_Work required_:
The answer should consist of each line below that contains the word "name".

(Interface dataset entries)
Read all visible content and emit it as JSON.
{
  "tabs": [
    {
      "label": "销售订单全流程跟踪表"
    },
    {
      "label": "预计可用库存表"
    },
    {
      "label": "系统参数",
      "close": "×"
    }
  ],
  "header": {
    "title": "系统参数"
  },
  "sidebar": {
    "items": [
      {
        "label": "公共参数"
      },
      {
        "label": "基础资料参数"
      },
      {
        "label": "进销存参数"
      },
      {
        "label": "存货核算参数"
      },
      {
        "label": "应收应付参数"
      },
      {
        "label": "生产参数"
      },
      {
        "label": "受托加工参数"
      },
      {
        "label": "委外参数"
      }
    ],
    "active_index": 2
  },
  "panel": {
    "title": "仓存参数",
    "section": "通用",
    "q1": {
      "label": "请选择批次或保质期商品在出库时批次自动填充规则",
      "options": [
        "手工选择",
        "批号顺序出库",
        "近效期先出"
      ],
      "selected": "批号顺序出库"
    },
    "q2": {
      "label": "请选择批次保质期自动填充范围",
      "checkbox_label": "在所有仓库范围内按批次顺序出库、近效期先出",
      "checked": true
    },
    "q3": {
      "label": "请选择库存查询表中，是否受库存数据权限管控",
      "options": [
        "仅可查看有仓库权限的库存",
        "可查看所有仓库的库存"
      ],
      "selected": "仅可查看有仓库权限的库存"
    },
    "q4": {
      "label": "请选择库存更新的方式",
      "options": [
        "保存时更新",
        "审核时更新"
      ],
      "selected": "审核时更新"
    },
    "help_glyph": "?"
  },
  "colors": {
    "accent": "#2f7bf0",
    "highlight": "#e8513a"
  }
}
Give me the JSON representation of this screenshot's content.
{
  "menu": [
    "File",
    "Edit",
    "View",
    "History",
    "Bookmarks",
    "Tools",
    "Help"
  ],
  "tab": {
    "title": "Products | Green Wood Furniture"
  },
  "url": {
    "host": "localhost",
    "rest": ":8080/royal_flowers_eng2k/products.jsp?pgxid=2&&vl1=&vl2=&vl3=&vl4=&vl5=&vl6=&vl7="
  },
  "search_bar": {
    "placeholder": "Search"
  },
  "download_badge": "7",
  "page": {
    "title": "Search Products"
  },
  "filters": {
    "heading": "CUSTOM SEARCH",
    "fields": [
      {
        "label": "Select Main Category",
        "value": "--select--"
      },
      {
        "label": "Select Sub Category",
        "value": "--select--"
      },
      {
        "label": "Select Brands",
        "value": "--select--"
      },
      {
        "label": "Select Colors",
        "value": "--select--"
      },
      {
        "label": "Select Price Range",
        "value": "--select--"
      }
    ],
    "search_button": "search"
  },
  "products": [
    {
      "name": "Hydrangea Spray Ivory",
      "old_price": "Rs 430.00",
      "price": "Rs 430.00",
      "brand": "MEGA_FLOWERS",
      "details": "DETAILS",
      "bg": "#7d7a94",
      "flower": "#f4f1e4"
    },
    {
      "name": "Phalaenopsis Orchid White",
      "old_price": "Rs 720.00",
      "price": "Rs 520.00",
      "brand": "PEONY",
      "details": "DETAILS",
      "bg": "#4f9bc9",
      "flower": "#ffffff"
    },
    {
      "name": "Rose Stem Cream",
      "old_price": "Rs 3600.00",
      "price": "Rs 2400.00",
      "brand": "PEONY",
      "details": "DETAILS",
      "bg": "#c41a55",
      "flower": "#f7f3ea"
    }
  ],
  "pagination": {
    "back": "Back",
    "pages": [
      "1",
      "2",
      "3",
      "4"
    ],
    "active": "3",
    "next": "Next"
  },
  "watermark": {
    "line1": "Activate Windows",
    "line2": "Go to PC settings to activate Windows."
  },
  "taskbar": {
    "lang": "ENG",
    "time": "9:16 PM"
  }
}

_Output_:
      "name": "Hydrangea Spray Ivory",
      "name": "Phalaenopsis Orchid White",
      "name": "Rose Stem Cream",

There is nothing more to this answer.